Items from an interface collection
----
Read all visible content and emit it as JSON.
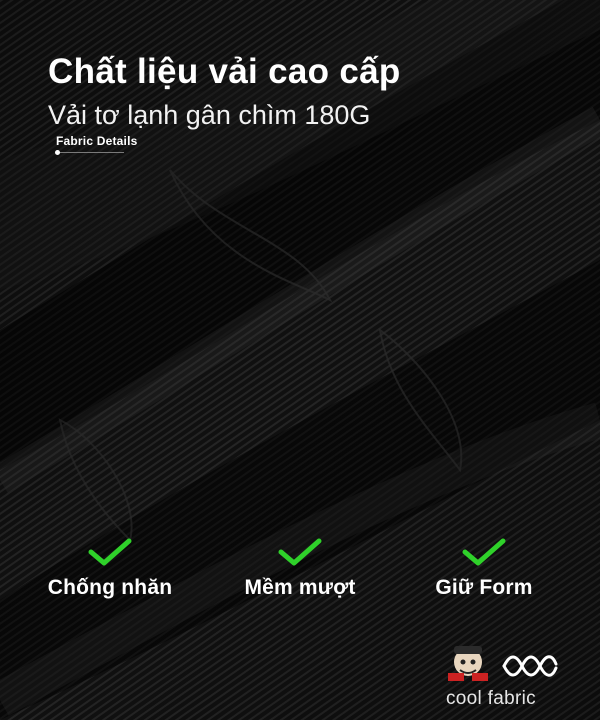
{
  "header": {
    "title": "Chất liệu vải cao cấp",
    "subtitle": "Vải tơ lạnh gân chìm 180G",
    "details_label": "Fabric Details"
  },
  "features": [
    {
      "label": "Chống nhăn",
      "icon": "check-icon"
    },
    {
      "label": "Mềm mượt",
      "icon": "check-icon"
    },
    {
      "label": "Giữ Form",
      "icon": "check-icon"
    }
  ],
  "brand": {
    "mascot_icon": "mascot-logo-icon",
    "wave_icon": "wave-logo-icon",
    "label": "cool fabric"
  },
  "colors": {
    "background": "#0d0d0d",
    "fabric_highlight": "#2a2a2a",
    "check": "#2fd12a",
    "text": "#ffffff"
  }
}
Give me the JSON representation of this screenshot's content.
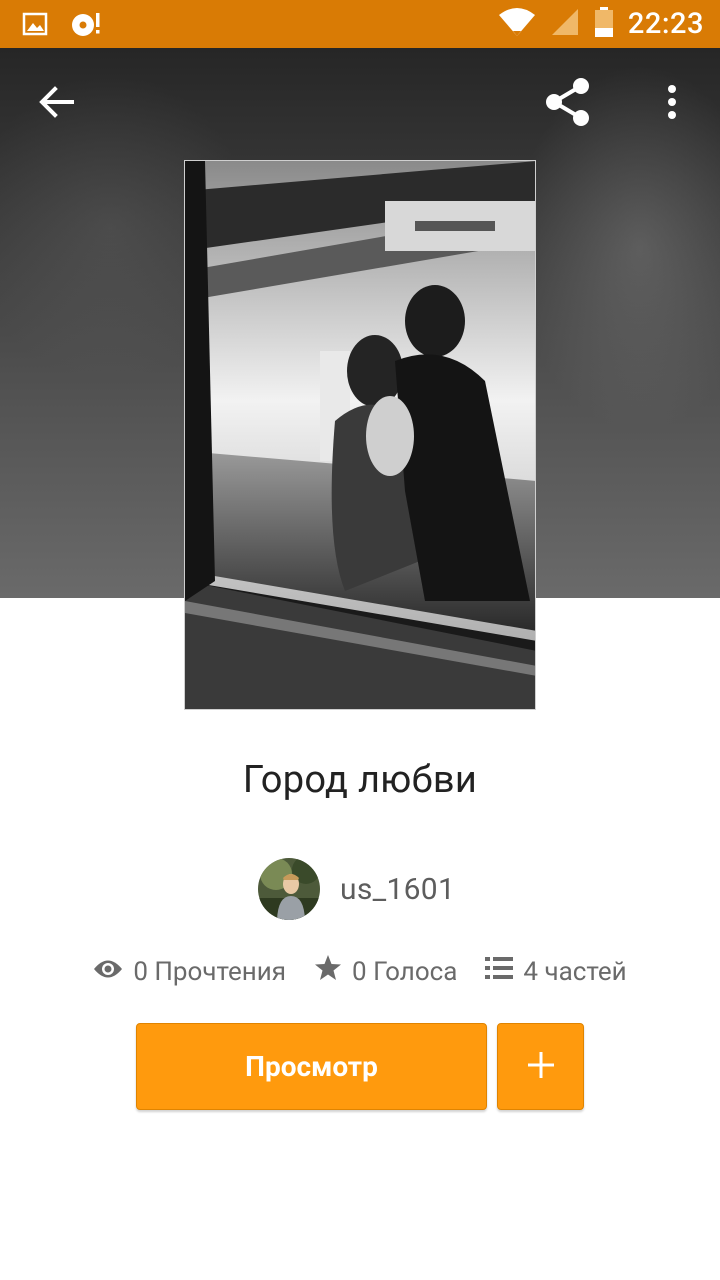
{
  "status_bar": {
    "time": "22:23",
    "icons": [
      "image-notification-icon",
      "download-notification-icon",
      "wifi-icon",
      "signal-icon",
      "battery-icon"
    ]
  },
  "toolbar": {
    "icons": [
      "back-arrow-icon",
      "share-icon",
      "more-vert-icon"
    ]
  },
  "story": {
    "title": "Город любви",
    "author": "us_1601",
    "reads_label": "0 Прочтения",
    "votes_label": "0 Голоса",
    "parts_label": "4 частей"
  },
  "actions": {
    "read_label": "Просмотр",
    "add_icon": "plus-icon"
  },
  "colors": {
    "status_bar": "#d97b05",
    "accent": "#ff9a0d"
  }
}
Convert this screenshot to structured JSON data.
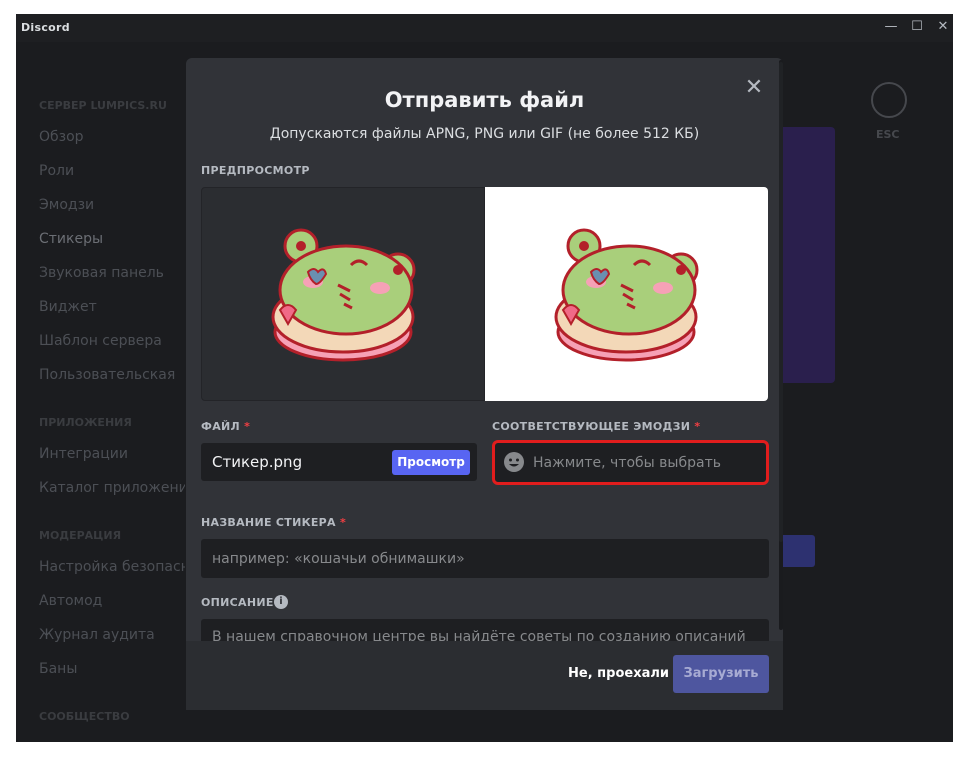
{
  "window": {
    "title": "Discord",
    "minimize": "—",
    "maximize": "☐",
    "close": "✕"
  },
  "background": {
    "categories": [
      "Сервер Lumpics.ru",
      "Приложения",
      "Модерация",
      "Сообщество"
    ],
    "nav_items": [
      "Обзор",
      "Роли",
      "Эмодзи",
      "Стикеры",
      "Звуковая панель",
      "Виджет",
      "Шаблон сервера",
      "Пользовательская",
      "Интеграции",
      "Каталог приложений",
      "Настройка безопасности",
      "Автомод",
      "Журнал аудита",
      "Баны"
    ],
    "esc_label": "ESC"
  },
  "modal": {
    "title": "Отправить файл",
    "subtitle": "Допускаются файлы APNG, PNG или GIF (не более 512 КБ)",
    "preview_label": "ПРЕДПРОСМОТР",
    "file_label": "ФАЙЛ",
    "required_mark": "*",
    "file_name": "Стикер.png",
    "browse_label": "Просмотр",
    "emoji_label": "СООТВЕТСТВУЮЩЕЕ ЭМОДЗИ",
    "emoji_placeholder": "Нажмите, чтобы выбрать",
    "sticker_name_label": "НАЗВАНИЕ СТИКЕРА",
    "sticker_name_placeholder": "например: «кошачьи обнимашки»",
    "description_label": "ОПИСАНИЕ",
    "info_glyph": "i",
    "description_placeholder": "В нашем справочном центре вы найдёте советы по созданию описаний",
    "cancel_label": "Не, проехали",
    "upload_label": "Загрузить",
    "close_glyph": "✕"
  },
  "colors": {
    "accent": "#5865f2",
    "highlight": "#e11d1d",
    "sticker_green": "#a9cf7b",
    "sticker_outline": "#b3202a",
    "sticker_pink": "#f6a1b6"
  }
}
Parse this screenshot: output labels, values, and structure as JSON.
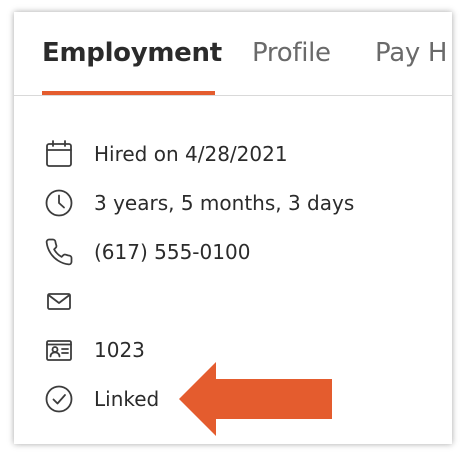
{
  "tabs": [
    {
      "label": "Employment",
      "active": true
    },
    {
      "label": "Profile",
      "active": false
    },
    {
      "label": "Pay H",
      "active": false
    }
  ],
  "details": {
    "hired": {
      "icon": "calendar-icon",
      "text": "Hired on 4/28/2021"
    },
    "tenure": {
      "icon": "clock-icon",
      "text": "3 years, 5 months, 3 days"
    },
    "phone": {
      "icon": "phone-icon",
      "text": "(617) 555-0100"
    },
    "email": {
      "icon": "envelope-icon",
      "text": ""
    },
    "employee_id": {
      "icon": "id-card-icon",
      "text": "1023"
    },
    "status": {
      "icon": "check-circle-icon",
      "text": "Linked"
    }
  },
  "annotation": {
    "icon": "arrow-left-icon"
  },
  "colors": {
    "accent": "#e45c2e",
    "text": "#2b2b2b",
    "muted_text": "#6a6a6a",
    "icon": "#3c3c3c"
  }
}
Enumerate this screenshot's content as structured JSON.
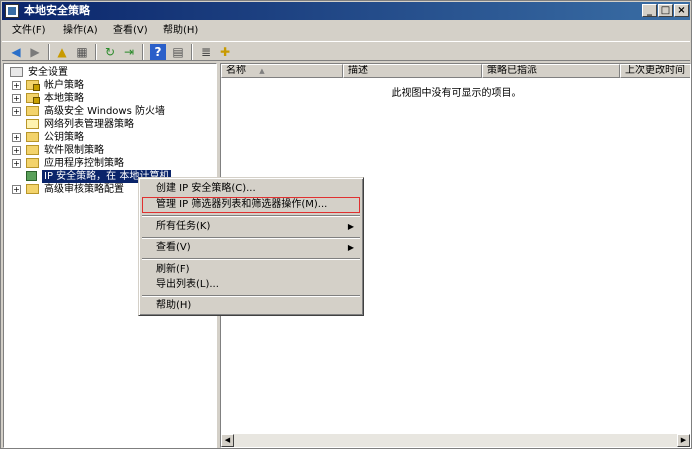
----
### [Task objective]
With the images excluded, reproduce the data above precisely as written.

### [Answer box]
Read all visible content and emit it as JSON.
{
  "header": {
    "title": "Chất liệu vải cao cấp",
    "subtitle": "Vải tơ lạnh gân chìm 180G",
    "details_label": "Fabric Details"
  },
  "features": [
    {
      "label": "Chống nhăn",
      "icon": "check-icon"
    },
    {
      "label": "Mềm mượt",
      "icon": "check-icon"
    },
    {
      "label": "Giữ Form",
      "icon": "check-icon"
    }
  ],
  "brand": {
    "mascot_icon": "mascot-logo-icon",
    "wave_icon": "wave-logo-icon",
    "label": "cool fabric"
  },
  "colors": {
    "background": "#0d0d0d",
    "fabric_highlight": "#2a2a2a",
    "check": "#2fd12a",
    "text": "#ffffff"
  }
}
Give me the JSON representation of this screenshot's content.
{
  "status_bar": {
    "time": "22:23",
    "icons": [
      "image-notification-icon",
      "download-notification-icon",
      "wifi-icon",
      "signal-icon",
      "battery-icon"
    ]
  },
  "toolbar": {
    "icons": [
      "back-arrow-icon",
      "share-icon",
      "more-vert-icon"
    ]
  },
  "story": {
    "title": "Город любви",
    "author": "us_1601",
    "reads_label": "0 Прочтения",
    "votes_label": "0 Голоса",
    "parts_label": "4 частей"
  },
  "actions": {
    "read_label": "Просмотр",
    "add_icon": "plus-icon"
  },
  "colors": {
    "status_bar": "#d97b05",
    "accent": "#ff9a0d"
  }
}
Convert this screenshot to structured JSON data.
{
  "window": {
    "title": "Discord",
    "minimize": "—",
    "maximize": "☐",
    "close": "✕"
  },
  "background": {
    "categories": [
      "Сервер Lumpics.ru",
      "Приложения",
      "Модерация",
      "Сообщество"
    ],
    "nav_items": [
      "Обзор",
      "Роли",
      "Эмодзи",
      "Стикеры",
      "Звуковая панель",
      "Виджет",
      "Шаблон сервера",
      "Пользовательская",
      "Интеграции",
      "Каталог приложений",
      "Настройка безопасности",
      "Автомод",
      "Журнал аудита",
      "Баны"
    ],
    "esc_label": "ESC"
  },
  "modal": {
    "title": "Отправить файл",
    "subtitle": "Допускаются файлы APNG, PNG или GIF (не более 512 КБ)",
    "preview_label": "ПРЕДПРОСМОТР",
    "file_label": "ФАЙЛ",
    "required_mark": "*",
    "file_name": "Стикер.png",
    "browse_label": "Просмотр",
    "emoji_label": "СООТВЕТСТВУЮЩЕЕ ЭМОДЗИ",
    "emoji_placeholder": "Нажмите, чтобы выбрать",
    "sticker_name_label": "НАЗВАНИЕ СТИКЕРА",
    "sticker_name_placeholder": "например: «кошачьи обнимашки»",
    "description_label": "ОПИСАНИЕ",
    "info_glyph": "i",
    "description_placeholder": "В нашем справочном центре вы найдёте советы по созданию описаний",
    "cancel_label": "Не, проехали",
    "upload_label": "Загрузить",
    "close_glyph": "✕"
  },
  "colors": {
    "accent": "#5865f2",
    "highlight": "#e11d1d",
    "sticker_green": "#a9cf7b",
    "sticker_outline": "#b3202a",
    "sticker_pink": "#f6a1b6"
  }
}
Parse this screenshot: output labels, values, and structure as JSON.
{
  "tabs": [
    {
      "label": "Employment",
      "active": true
    },
    {
      "label": "Profile",
      "active": false
    },
    {
      "label": "Pay H",
      "active": false
    }
  ],
  "details": {
    "hired": {
      "icon": "calendar-icon",
      "text": "Hired on 4/28/2021"
    },
    "tenure": {
      "icon": "clock-icon",
      "text": "3 years, 5 months, 3 days"
    },
    "phone": {
      "icon": "phone-icon",
      "text": "(617) 555-0100"
    },
    "email": {
      "icon": "envelope-icon",
      "text": ""
    },
    "employee_id": {
      "icon": "id-card-icon",
      "text": "1023"
    },
    "status": {
      "icon": "check-circle-icon",
      "text": "Linked"
    }
  },
  "annotation": {
    "icon": "arrow-left-icon"
  },
  "colors": {
    "accent": "#e45c2e",
    "text": "#2b2b2b",
    "muted_text": "#6a6a6a",
    "icon": "#3c3c3c"
  }
}
Enumerate this screenshot's content as structured JSON.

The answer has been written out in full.